*** Opening of ENTRIES SHOWN ***

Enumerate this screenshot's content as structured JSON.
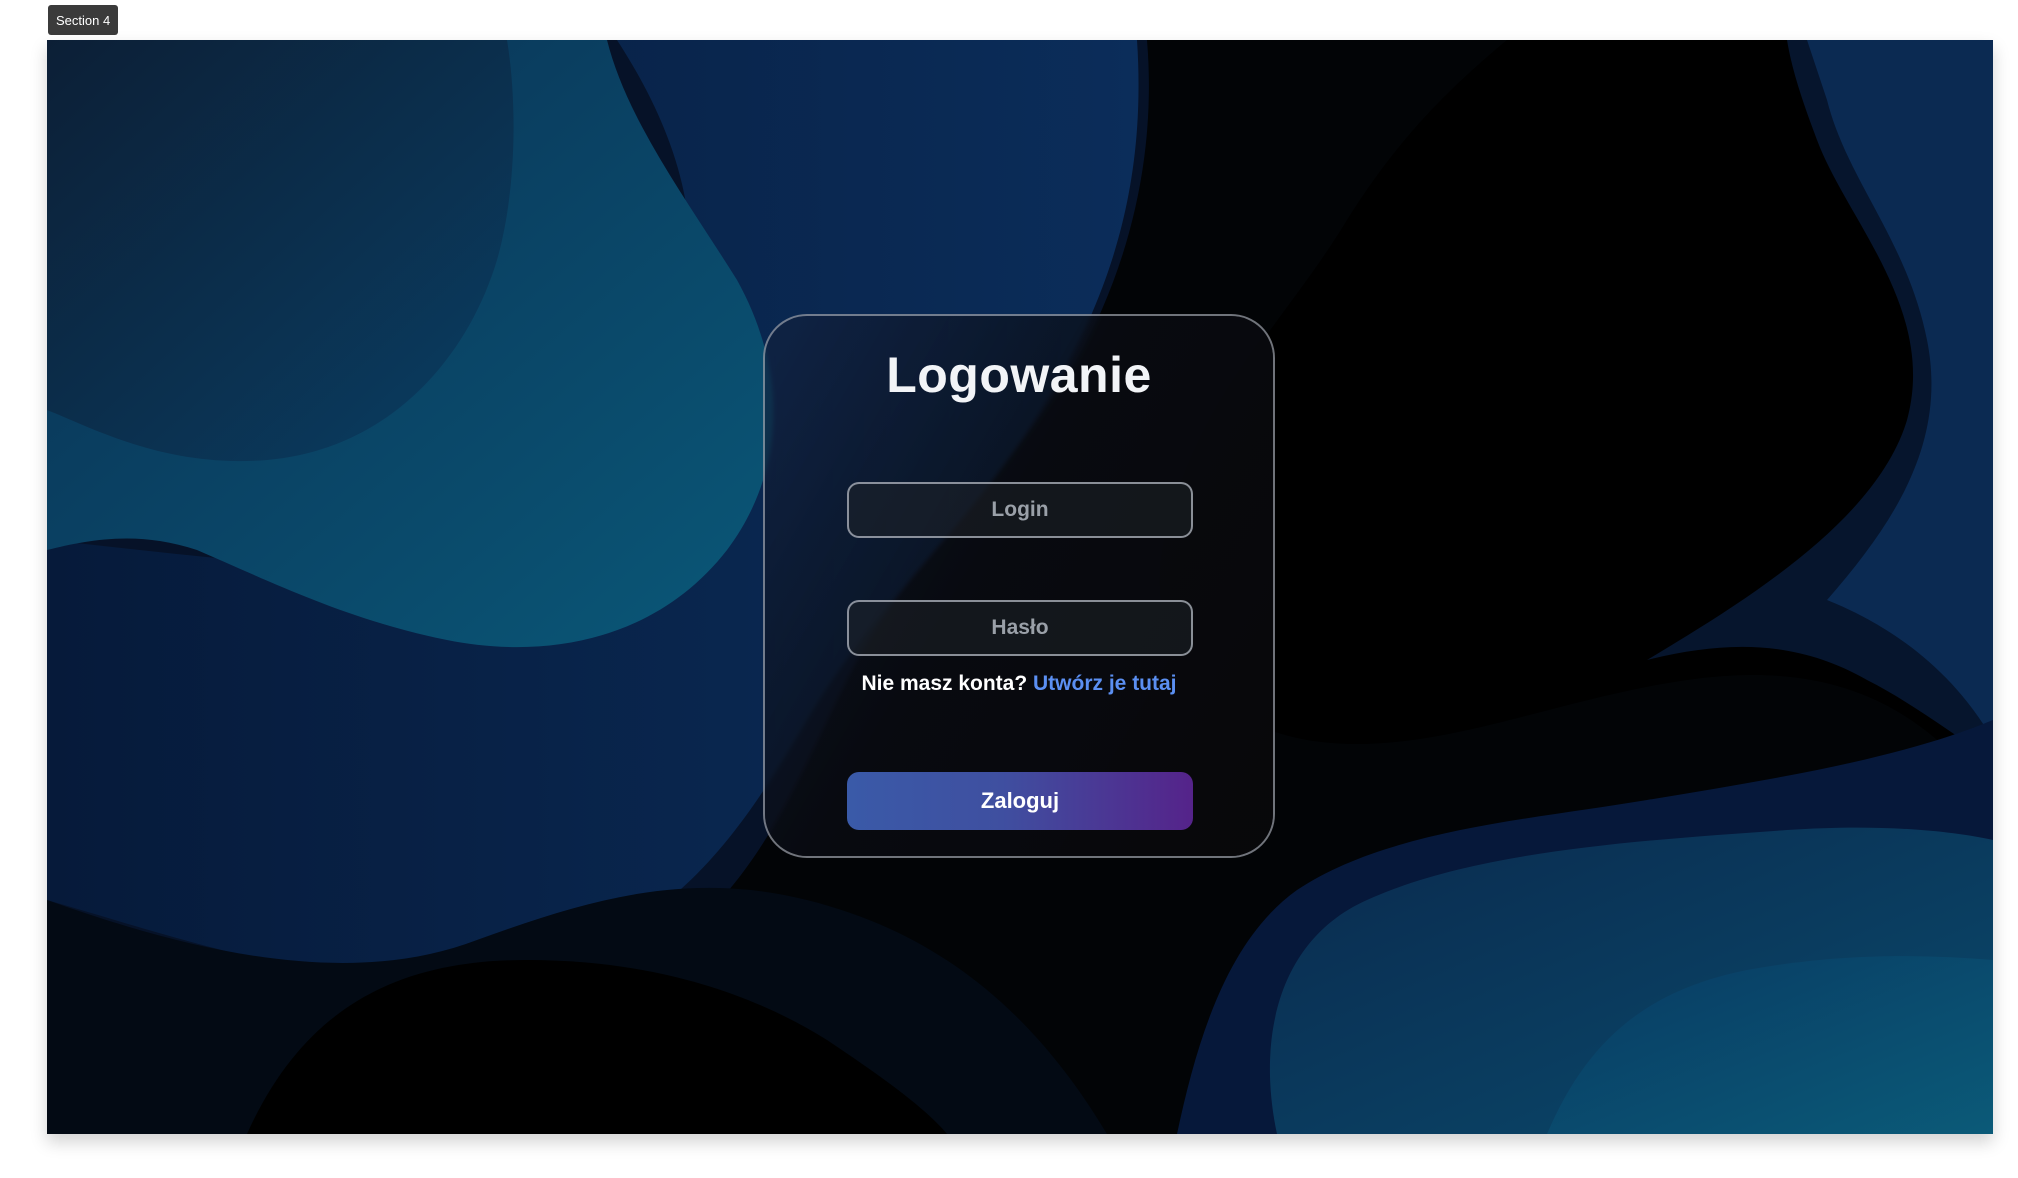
{
  "section_label": "Section 4",
  "login_form": {
    "title": "Logowanie",
    "login_placeholder": "Login",
    "password_placeholder": "Hasło",
    "no_account_text": "Nie masz konta?",
    "signup_link_text": "Utwórz je tutaj",
    "submit_label": "Zaloguj"
  },
  "colors": {
    "link": "#5b8ff2",
    "button_gradient_start": "#3a5aa8",
    "button_gradient_end": "#55238a",
    "background_teal": "#0b5a78",
    "background_navy": "#0b1e3d"
  }
}
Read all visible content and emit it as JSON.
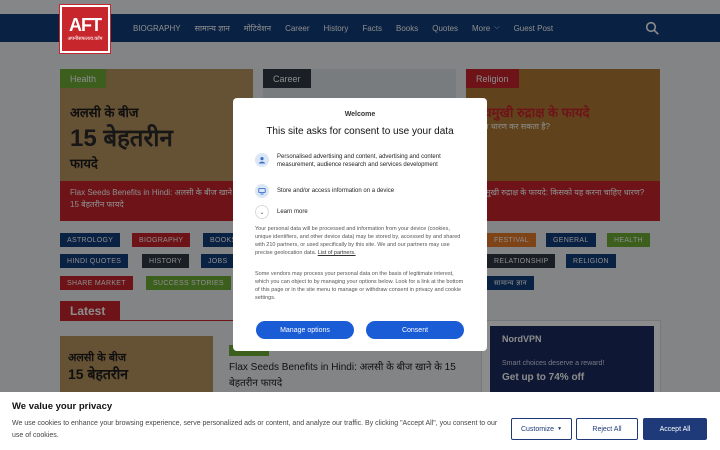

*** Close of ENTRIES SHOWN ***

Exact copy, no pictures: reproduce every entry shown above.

REPLY:
Enumerate this screenshot's content as structured JSON.
{
  "section_label": "Section 4",
  "login_form": {
    "title": "Logowanie",
    "login_placeholder": "Login",
    "password_placeholder": "Hasło",
    "no_account_text": "Nie masz konta?",
    "signup_link_text": "Utwórz je tutaj",
    "submit_label": "Zaloguj"
  },
  "colors": {
    "link": "#5b8ff2",
    "button_gradient_start": "#3a5aa8",
    "button_gradient_end": "#55238a",
    "background_teal": "#0b5a78",
    "background_navy": "#0b1e3d"
  }
}
Read all visible content and emit it as JSON.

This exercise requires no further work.